### Entries from a dataset of interfaces:
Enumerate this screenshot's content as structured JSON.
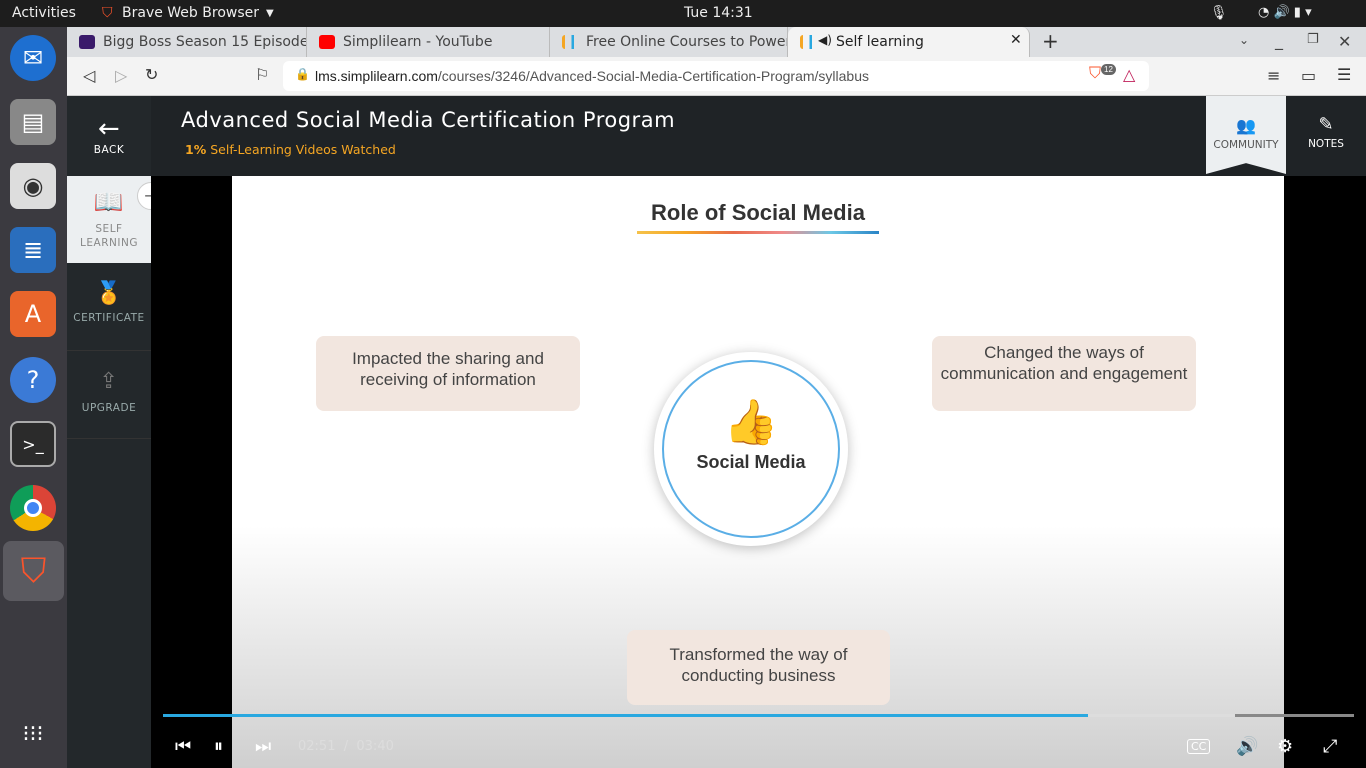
{
  "system": {
    "activities": "Activities",
    "app_name": "Brave Web Browser",
    "clock": "Tue 14:31"
  },
  "browser": {
    "tabs": [
      {
        "label": "Bigg Boss Season 15 Episode",
        "favicon": "voot"
      },
      {
        "label": "Simplilearn - YouTube",
        "favicon": "youtube"
      },
      {
        "label": "Free Online Courses to Power",
        "favicon": "simplilearn"
      },
      {
        "label": "Self learning",
        "favicon": "simplilearn",
        "active": true,
        "audio": true
      }
    ],
    "url_host": "lms.simplilearn.com",
    "url_path": "/courses/3246/Advanced-Social-Media-Certification-Program/syllabus",
    "shields_count": "12"
  },
  "course": {
    "title": "Advanced Social Media Certification Program",
    "progress_percent": "1%",
    "progress_label": "Self-Learning Videos Watched",
    "community": "COMMUNITY",
    "notes": "NOTES",
    "accent": "#f5a623"
  },
  "sidebar": {
    "back": "BACK",
    "items": [
      {
        "label": "SELF LEARNING",
        "active": true
      },
      {
        "label": "CERTIFICATE"
      },
      {
        "label": "UPGRADE"
      }
    ]
  },
  "slide": {
    "title": "Role of Social Media",
    "center": "Social Media",
    "left": "Impacted the sharing and receiving of information",
    "right": "Changed the ways of communication and engagement",
    "bottom": "Transformed the way of conducting business"
  },
  "player": {
    "current": "02:51",
    "separator": "/",
    "duration": "03:40",
    "progress": 0.777,
    "buffered": 0.9
  }
}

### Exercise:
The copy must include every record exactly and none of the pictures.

### Written response:
Enumerate this screenshot's content as structured JSON.
{
  "system": {
    "activities": "Activities",
    "app_name": "Brave Web Browser",
    "clock": "Tue 14:31"
  },
  "browser": {
    "tabs": [
      {
        "label": "Bigg Boss Season 15 Episode",
        "favicon": "voot"
      },
      {
        "label": "Simplilearn - YouTube",
        "favicon": "youtube"
      },
      {
        "label": "Free Online Courses to Power",
        "favicon": "simplilearn"
      },
      {
        "label": "Self learning",
        "favicon": "simplilearn",
        "active": true,
        "audio": true
      }
    ],
    "url_host": "lms.simplilearn.com",
    "url_path": "/courses/3246/Advanced-Social-Media-Certification-Program/syllabus",
    "shields_count": "12"
  },
  "course": {
    "title": "Advanced Social Media Certification Program",
    "progress_percent": "1%",
    "progress_label": "Self-Learning Videos Watched",
    "community": "COMMUNITY",
    "notes": "NOTES",
    "accent": "#f5a623"
  },
  "sidebar": {
    "back": "BACK",
    "items": [
      {
        "label": "SELF LEARNING",
        "active": true
      },
      {
        "label": "CERTIFICATE"
      },
      {
        "label": "UPGRADE"
      }
    ]
  },
  "slide": {
    "title": "Role of Social Media",
    "center": "Social Media",
    "left": "Impacted the sharing and receiving of information",
    "right": "Changed the ways of communication and engagement",
    "bottom": "Transformed the way of conducting business"
  },
  "player": {
    "current": "02:51",
    "separator": "/",
    "duration": "03:40",
    "progress": 0.777,
    "buffered": 0.9
  }
}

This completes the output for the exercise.